The goal of investing is to make more money off of your preexisting capital. As luck would have it, the best investments in terms of risk adjusted returns are usually also the most tax efficient. When investing wisely, a diversified portfolio is always best because it lowers your risk. Foreign index funds are also wise as you are not relying only on the US dollar.

 

How to Manage Your Investments


Wisely managing your investments involves careful research and planning. Dumping investments based on fear or emotion is a poor investment strategy. And, if done often, will result in higher than necessary transaction fees and taxes. Rebalancing must be done, but it should be based on a study of risk. Additionally, one should always plan to buy low and sell high, regardless of the worrisome dips that will naturally occur.

 

Recommended Accounts

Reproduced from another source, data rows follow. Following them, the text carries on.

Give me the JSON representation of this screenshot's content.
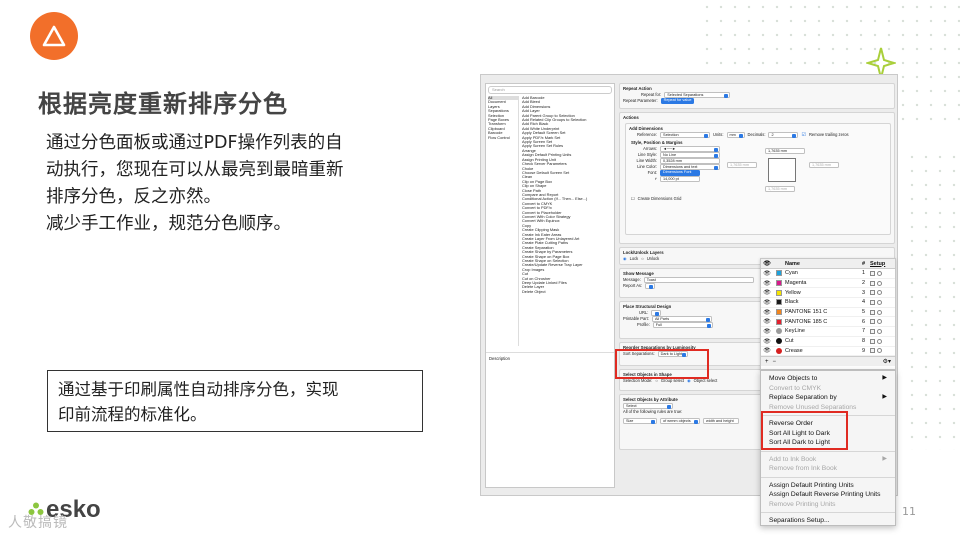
{
  "slide": {
    "title": "根据亮度重新排序分色",
    "body": [
      "通过分色面板或通过PDF操作列表的自",
      "动执行，您现在可以从最亮到最暗重新",
      "排序分色，反之亦然。",
      "减少手工作业，规范分色顺序。"
    ],
    "callout": [
      "通过基于印刷属性自动排序分色，实现",
      "印前流程的标准化。"
    ],
    "brand": "esko",
    "watermark": "人敬搞镜",
    "page_number": "11",
    "colors": {
      "accent": "#f26f2a",
      "highlight": "#e02b22",
      "select_blue": "#2b79e4"
    }
  },
  "app": {
    "search_placeholder": "Search",
    "categories": [
      "All",
      "Document",
      "Layers",
      "Separations",
      "Selection",
      "Page Boxes",
      "Transform",
      "Clipboard",
      "Barcode",
      "Flow Control"
    ],
    "actions": [
      "Add Barcode",
      "Add Bleed",
      "Add Dimensions",
      "Add Layer",
      "Add Parent Group to Selection",
      "Add Related Clip Groups to Selection",
      "Add Rich Black",
      "Add White Underprint",
      "Apply Default Screen Set",
      "Apply PDF/x Mark Set",
      "Apply Screen Set",
      "Apply Screen Set Rules",
      "Arrange",
      "Assign Default Printing Units",
      "Assign Printing Unit",
      "Check Server Parameters",
      "Choke",
      "Choose Default Screen Set",
      "Clean",
      "Clip on Page Box",
      "Clip on Shape",
      "Close Path",
      "Compare and Report",
      "Conditional Action (If... Then... Else...)",
      "Convert to CMYK",
      "Convert to PDF/x",
      "Convert to Placeholder",
      "Convert With Color Strategy",
      "Convert With Equinox",
      "Copy",
      "Create Clipping Mask",
      "Create Ink Eater Areas",
      "Create Layer From Unlayered Art",
      "Create Plate Cutting Paths",
      "Create Separation",
      "Create Shape by Parameters",
      "Create Shape on Page Box",
      "Create Shape on Selection",
      "Create/Update Reverse Trap Layer",
      "Crop Images",
      "Cut",
      "Cut on Chrosher",
      "Deep Update Linked Files",
      "Delete Layer",
      "Delete Object"
    ],
    "description_label": "Description",
    "repeat_action": {
      "header": "Repeat Action",
      "repeat_for_label": "Repeat for:",
      "repeat_for_value": "Selected Separations",
      "repeat_param_label": "Repeat Parameter:",
      "repeat_param_value": "Repeat for value"
    },
    "actions_header": "Actions",
    "add_dimensions": {
      "header": "Add Dimensions",
      "reference_label": "Reference:",
      "reference_value": "Selection",
      "units_label": "Units:",
      "units_value": "mm",
      "decimals_label": "Decimals:",
      "decimals_value": "2",
      "remove_zeros": "Remove trailing zeros",
      "style_header": "Style, Position & Margins",
      "arrows_label": "Arrows:",
      "line_style_label": "Line Style:",
      "line_style_value": "No Line",
      "line_width_label": "Line Width:",
      "line_width_value": "0,3528 mm",
      "line_color_label": "Line Color:",
      "line_color_value": "Dimensions and text",
      "font_label": "Font:",
      "font_value": "Dimensions Font",
      "font_size": "14,000 pt",
      "margin_top": "1,7635 mm",
      "margin_left": "1,7635 mm",
      "margin_right": "1,7635 mm",
      "margin_bottom": "1,7635 mm",
      "create_grid": "Create Dimensions Grid"
    },
    "lock_unlock": {
      "header": "Lock/Unlock Layers",
      "lock": "Lock",
      "unlock": "Unlock"
    },
    "show_message": {
      "header": "Show Message",
      "message_label": "Message:",
      "message_value": "Toast",
      "report_as_label": "Report As:"
    },
    "place_structural": {
      "header": "Place Structural Design",
      "url_label": "URL:",
      "printable_label": "Printable Part:",
      "printable_value": "All Parts",
      "profile_label": "Profile:",
      "profile_value": "Full"
    },
    "reorder": {
      "header": "Reorder Separations by Luminosity",
      "sort_label": "Sort Separations:",
      "sort_value": "Dark to Light"
    },
    "select_objects_shape": {
      "header": "Select Objects in Shape",
      "mode_label": "Selection Mode:",
      "group_select": "Group select",
      "object_select": "Object select"
    },
    "select_objects_attr": {
      "header": "Select Objects by Attribute",
      "select_value": "Select",
      "rule_text": "All of the following rules are true:",
      "size_value": "Size",
      "of_wmm": "of wrmm objects",
      "width_height": "width and height"
    }
  },
  "separations": {
    "headers": {
      "name": "Name",
      "num": "#",
      "setup": "Setup"
    },
    "rows": [
      {
        "name": "Cyan",
        "num": "1",
        "color": "#1ea2dc",
        "kind": "square"
      },
      {
        "name": "Magenta",
        "num": "2",
        "color": "#d7198c",
        "kind": "square"
      },
      {
        "name": "Yellow",
        "num": "3",
        "color": "#f5e400",
        "kind": "square"
      },
      {
        "name": "Black",
        "num": "4",
        "color": "#1a1a1a",
        "kind": "square"
      },
      {
        "name": "PANTONE 151 C",
        "num": "5",
        "color": "#f2851e",
        "kind": "square"
      },
      {
        "name": "PANTONE 185 C",
        "num": "6",
        "color": "#e3202e",
        "kind": "square"
      },
      {
        "name": "KeyLine",
        "num": "7",
        "color": "#9a9a9a",
        "kind": "dot"
      },
      {
        "name": "Cut",
        "num": "8",
        "color": "#111111",
        "kind": "dot"
      },
      {
        "name": "Crease",
        "num": "9",
        "color": "#d62020",
        "kind": "dot"
      }
    ]
  },
  "context_menu": {
    "group1": [
      {
        "label": "Move Objects to",
        "disabled": false,
        "submenu": true
      },
      {
        "label": "Convert to CMYK",
        "disabled": true,
        "submenu": false
      },
      {
        "label": "Replace Separation by",
        "disabled": false,
        "submenu": true
      },
      {
        "label": "Remove Unused Separations",
        "disabled": true,
        "submenu": false
      }
    ],
    "group2": [
      {
        "label": "Reverse Order",
        "disabled": false
      },
      {
        "label": "Sort All Light to Dark",
        "disabled": false
      },
      {
        "label": "Sort All Dark to Light",
        "disabled": false
      }
    ],
    "group3": [
      {
        "label": "Add to Ink Book",
        "disabled": true,
        "submenu": true
      },
      {
        "label": "Remove from Ink Book",
        "disabled": true,
        "submenu": false
      }
    ],
    "group4": [
      {
        "label": "Assign Default Printing Units",
        "disabled": false
      },
      {
        "label": "Assign Default Reverse Printing Units",
        "disabled": false
      },
      {
        "label": "Remove Printing Units",
        "disabled": true
      }
    ],
    "group5": [
      {
        "label": "Separations Setup...",
        "disabled": false
      }
    ]
  }
}
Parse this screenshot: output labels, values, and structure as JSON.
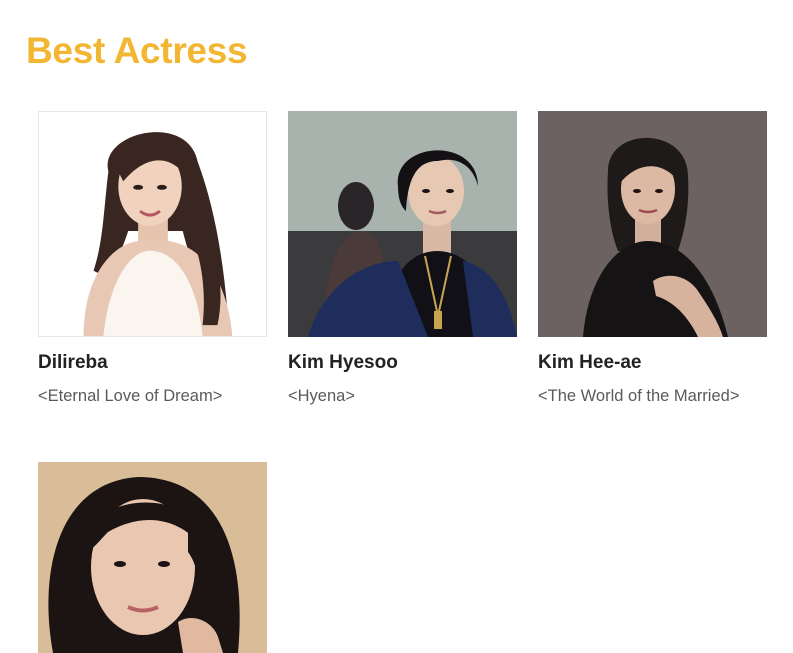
{
  "heading": "Best Actress",
  "nominees": [
    {
      "name": "Dilireba",
      "work": "<Eternal Love of Dream>"
    },
    {
      "name": "Kim Hyesoo",
      "work": "<Hyena>"
    },
    {
      "name": "Kim Hee-ae",
      "work": "<The World of the Married>"
    },
    {
      "name": "",
      "work": ""
    }
  ],
  "colors": {
    "heading": "#F2B632",
    "name_text": "#222222",
    "work_text": "#5a5a5a"
  }
}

The type of account that investments are held in has a significant impact from a tax perspective. For example, Real Estate Investment Trusts should be held in an IRA (or another tax advantaged account). This legally ensures that the investment will bypass unfavorable taxes. Low growth stocks are a good match for brokerage accounts. Although these accounts are taxed, stocks will not be taxed until the gains are realized.

 

Onshore Investments and Conclusions


Although it is wise to reduce your tax bill wherever possible, that usually does not involve moving your money to offshore accounts and investments.

 

Moving money offshore is better motivated by a desire to reduce currency risk. Moving money to so called “tax havens” is not legally or financially worth the risk. There are legitimate offshore strategies offered by investment professionals, but these are pricey and do not make sense for the average investor.


The average investor may opt to avoid the additional filing requirements and simply keep his investments onshore. Even Americans without any physical ties to the US are able to open onshore accounts with US brokers (such as E*Trade and Charles Schwab).


Applying these strategies will result in lower taxes obtained in fully legal and ethical ways. Onshore investors can also expect lower service and product fees. In addition to the benefits, both financial and in terms of ease, the peace of mind that is available in the absence of the complexities of offshore investments is reason enough to invest onshore. To determine which investment choices are right for you as an expat, consult an international investment and taxes expert. 

 

 

Zemelman

I.J. Zemelman, EA is the founder of Taxes for Expats
She may be reached at: +1-646-397-2887
Email: questions@taxesforexpats.com
Web site: www.taxesforexpats.com